## Task objective
The response is to be the full listing, set down exactly.

——

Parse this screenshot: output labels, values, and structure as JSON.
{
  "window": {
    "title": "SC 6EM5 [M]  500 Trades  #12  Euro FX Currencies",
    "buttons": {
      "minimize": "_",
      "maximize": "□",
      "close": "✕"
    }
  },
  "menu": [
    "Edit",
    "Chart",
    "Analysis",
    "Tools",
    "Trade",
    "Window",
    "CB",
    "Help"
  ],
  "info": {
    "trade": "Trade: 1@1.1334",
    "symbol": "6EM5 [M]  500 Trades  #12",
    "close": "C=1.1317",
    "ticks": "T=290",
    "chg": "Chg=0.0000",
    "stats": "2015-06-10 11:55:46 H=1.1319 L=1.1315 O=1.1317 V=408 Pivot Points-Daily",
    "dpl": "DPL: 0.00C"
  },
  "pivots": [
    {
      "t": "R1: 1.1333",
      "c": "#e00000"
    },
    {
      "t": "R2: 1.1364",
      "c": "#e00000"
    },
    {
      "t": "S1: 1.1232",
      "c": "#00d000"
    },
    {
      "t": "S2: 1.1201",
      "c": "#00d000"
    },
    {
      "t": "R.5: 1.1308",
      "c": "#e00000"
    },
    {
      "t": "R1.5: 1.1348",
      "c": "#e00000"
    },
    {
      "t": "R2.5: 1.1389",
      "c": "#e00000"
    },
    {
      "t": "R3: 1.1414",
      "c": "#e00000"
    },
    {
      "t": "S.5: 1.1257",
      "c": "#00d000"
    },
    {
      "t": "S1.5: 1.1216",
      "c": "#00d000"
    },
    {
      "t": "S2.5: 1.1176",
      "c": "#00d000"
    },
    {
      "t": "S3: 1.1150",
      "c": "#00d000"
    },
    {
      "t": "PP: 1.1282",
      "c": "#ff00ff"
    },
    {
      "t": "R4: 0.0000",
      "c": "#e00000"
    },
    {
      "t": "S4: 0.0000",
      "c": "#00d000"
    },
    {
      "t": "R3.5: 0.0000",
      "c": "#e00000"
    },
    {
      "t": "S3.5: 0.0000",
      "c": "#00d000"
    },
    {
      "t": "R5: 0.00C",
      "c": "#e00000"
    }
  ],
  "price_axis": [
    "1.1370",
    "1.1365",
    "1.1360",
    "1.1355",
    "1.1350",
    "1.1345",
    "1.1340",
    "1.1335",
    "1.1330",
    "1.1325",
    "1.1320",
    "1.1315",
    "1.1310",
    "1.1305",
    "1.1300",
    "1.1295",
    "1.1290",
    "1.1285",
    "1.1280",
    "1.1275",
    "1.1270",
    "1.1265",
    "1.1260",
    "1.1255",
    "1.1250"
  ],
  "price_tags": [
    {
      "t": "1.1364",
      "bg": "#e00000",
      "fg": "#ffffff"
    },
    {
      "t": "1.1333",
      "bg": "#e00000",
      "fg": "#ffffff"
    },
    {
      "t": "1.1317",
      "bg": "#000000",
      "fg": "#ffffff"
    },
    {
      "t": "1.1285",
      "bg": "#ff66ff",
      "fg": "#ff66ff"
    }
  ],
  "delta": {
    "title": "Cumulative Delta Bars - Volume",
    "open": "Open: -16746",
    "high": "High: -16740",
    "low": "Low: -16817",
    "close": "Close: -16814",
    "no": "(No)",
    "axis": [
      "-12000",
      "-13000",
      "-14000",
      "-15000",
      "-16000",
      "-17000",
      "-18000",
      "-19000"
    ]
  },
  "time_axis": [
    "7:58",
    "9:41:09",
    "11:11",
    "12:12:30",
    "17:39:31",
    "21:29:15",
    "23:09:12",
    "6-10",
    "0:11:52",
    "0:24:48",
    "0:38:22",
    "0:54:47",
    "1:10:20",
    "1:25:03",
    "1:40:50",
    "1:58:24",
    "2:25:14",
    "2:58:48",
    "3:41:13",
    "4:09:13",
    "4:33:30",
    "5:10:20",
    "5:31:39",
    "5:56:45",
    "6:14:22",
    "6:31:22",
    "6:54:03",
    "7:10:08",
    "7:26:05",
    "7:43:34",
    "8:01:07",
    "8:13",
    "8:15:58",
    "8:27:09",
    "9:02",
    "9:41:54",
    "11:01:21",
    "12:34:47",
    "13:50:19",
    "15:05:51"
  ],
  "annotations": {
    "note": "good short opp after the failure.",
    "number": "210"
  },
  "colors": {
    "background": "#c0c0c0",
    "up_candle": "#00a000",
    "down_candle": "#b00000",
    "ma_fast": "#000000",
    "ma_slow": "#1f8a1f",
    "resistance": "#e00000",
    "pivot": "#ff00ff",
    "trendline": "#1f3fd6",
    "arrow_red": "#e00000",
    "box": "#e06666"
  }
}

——

## Answer section
Parse this screenshot: output labels, values, and structure as JSON.
{
  "window": {
    "title": "SC 6EM5 [M]  500 Trades  #12  Euro FX Currencies",
    "buttons": {
      "minimize": "_",
      "maximize": "□",
      "close": "✕"
    }
  },
  "menu": [
    "Edit",
    "Chart",
    "Analysis",
    "Tools",
    "Trade",
    "Window",
    "CB",
    "Help"
  ],
  "info": {
    "trade": "Trade: 1@1.1334",
    "symbol": "6EM5 [M]  500 Trades  #12",
    "close": "C=1.1317",
    "ticks": "T=290",
    "chg": "Chg=0.0000",
    "stats": "2015-06-10 11:55:46 H=1.1319 L=1.1315 O=1.1317 V=408 Pivot Points-Daily",
    "dpl": "DPL: 0.00C"
  },
  "pivots": [
    {
      "t": "R1: 1.1333",
      "c": "#e00000"
    },
    {
      "t": "R2: 1.1364",
      "c": "#e00000"
    },
    {
      "t": "S1: 1.1232",
      "c": "#00d000"
    },
    {
      "t": "S2: 1.1201",
      "c": "#00d000"
    },
    {
      "t": "R.5: 1.1308",
      "c": "#e00000"
    },
    {
      "t": "R1.5: 1.1348",
      "c": "#e00000"
    },
    {
      "t": "R2.5: 1.1389",
      "c": "#e00000"
    },
    {
      "t": "R3: 1.1414",
      "c": "#e00000"
    },
    {
      "t": "S.5: 1.1257",
      "c": "#00d000"
    },
    {
      "t": "S1.5: 1.1216",
      "c": "#00d000"
    },
    {
      "t": "S2.5: 1.1176",
      "c": "#00d000"
    },
    {
      "t": "S3: 1.1150",
      "c": "#00d000"
    },
    {
      "t": "PP: 1.1282",
      "c": "#ff00ff"
    },
    {
      "t": "R4: 0.0000",
      "c": "#e00000"
    },
    {
      "t": "S4: 0.0000",
      "c": "#00d000"
    },
    {
      "t": "R3.5: 0.0000",
      "c": "#e00000"
    },
    {
      "t": "S3.5: 0.0000",
      "c": "#00d000"
    },
    {
      "t": "R5: 0.00C",
      "c": "#e00000"
    }
  ],
  "price_axis": [
    "1.1370",
    "1.1365",
    "1.1360",
    "1.1355",
    "1.1350",
    "1.1345",
    "1.1340",
    "1.1335",
    "1.1330",
    "1.1325",
    "1.1320",
    "1.1315",
    "1.1310",
    "1.1305",
    "1.1300",
    "1.1295",
    "1.1290",
    "1.1285",
    "1.1280",
    "1.1275",
    "1.1270",
    "1.1265",
    "1.1260",
    "1.1255",
    "1.1250"
  ],
  "price_tags": [
    {
      "t": "1.1364",
      "bg": "#e00000",
      "fg": "#ffffff"
    },
    {
      "t": "1.1333",
      "bg": "#e00000",
      "fg": "#ffffff"
    },
    {
      "t": "1.1317",
      "bg": "#000000",
      "fg": "#ffffff"
    },
    {
      "t": "1.1285",
      "bg": "#ff66ff",
      "fg": "#ff66ff"
    }
  ],
  "delta": {
    "title": "Cumulative Delta Bars - Volume",
    "open": "Open: -16746",
    "high": "High: -16740",
    "low": "Low: -16817",
    "close": "Close: -16814",
    "no": "(No)",
    "axis": [
      "-12000",
      "-13000",
      "-14000",
      "-15000",
      "-16000",
      "-17000",
      "-18000",
      "-19000"
    ]
  },
  "time_axis": [
    "7:58",
    "9:41:09",
    "11:11",
    "12:12:30",
    "17:39:31",
    "21:29:15",
    "23:09:12",
    "6-10",
    "0:11:52",
    "0:24:48",
    "0:38:22",
    "0:54:47",
    "1:10:20",
    "1:25:03",
    "1:40:50",
    "1:58:24",
    "2:25:14",
    "2:58:48",
    "3:41:13",
    "4:09:13",
    "4:33:30",
    "5:10:20",
    "5:31:39",
    "5:56:45",
    "6:14:22",
    "6:31:22",
    "6:54:03",
    "7:10:08",
    "7:26:05",
    "7:43:34",
    "8:01:07",
    "8:13",
    "8:15:58",
    "8:27:09",
    "9:02",
    "9:41:54",
    "11:01:21",
    "12:34:47",
    "13:50:19",
    "15:05:51"
  ],
  "annotations": {
    "note": "good short opp after the failure.",
    "number": "210"
  },
  "colors": {
    "background": "#c0c0c0",
    "up_candle": "#00a000",
    "down_candle": "#b00000",
    "ma_fast": "#000000",
    "ma_slow": "#1f8a1f",
    "resistance": "#e00000",
    "pivot": "#ff00ff",
    "trendline": "#1f3fd6",
    "arrow_red": "#e00000",
    "box": "#e06666"
  }
}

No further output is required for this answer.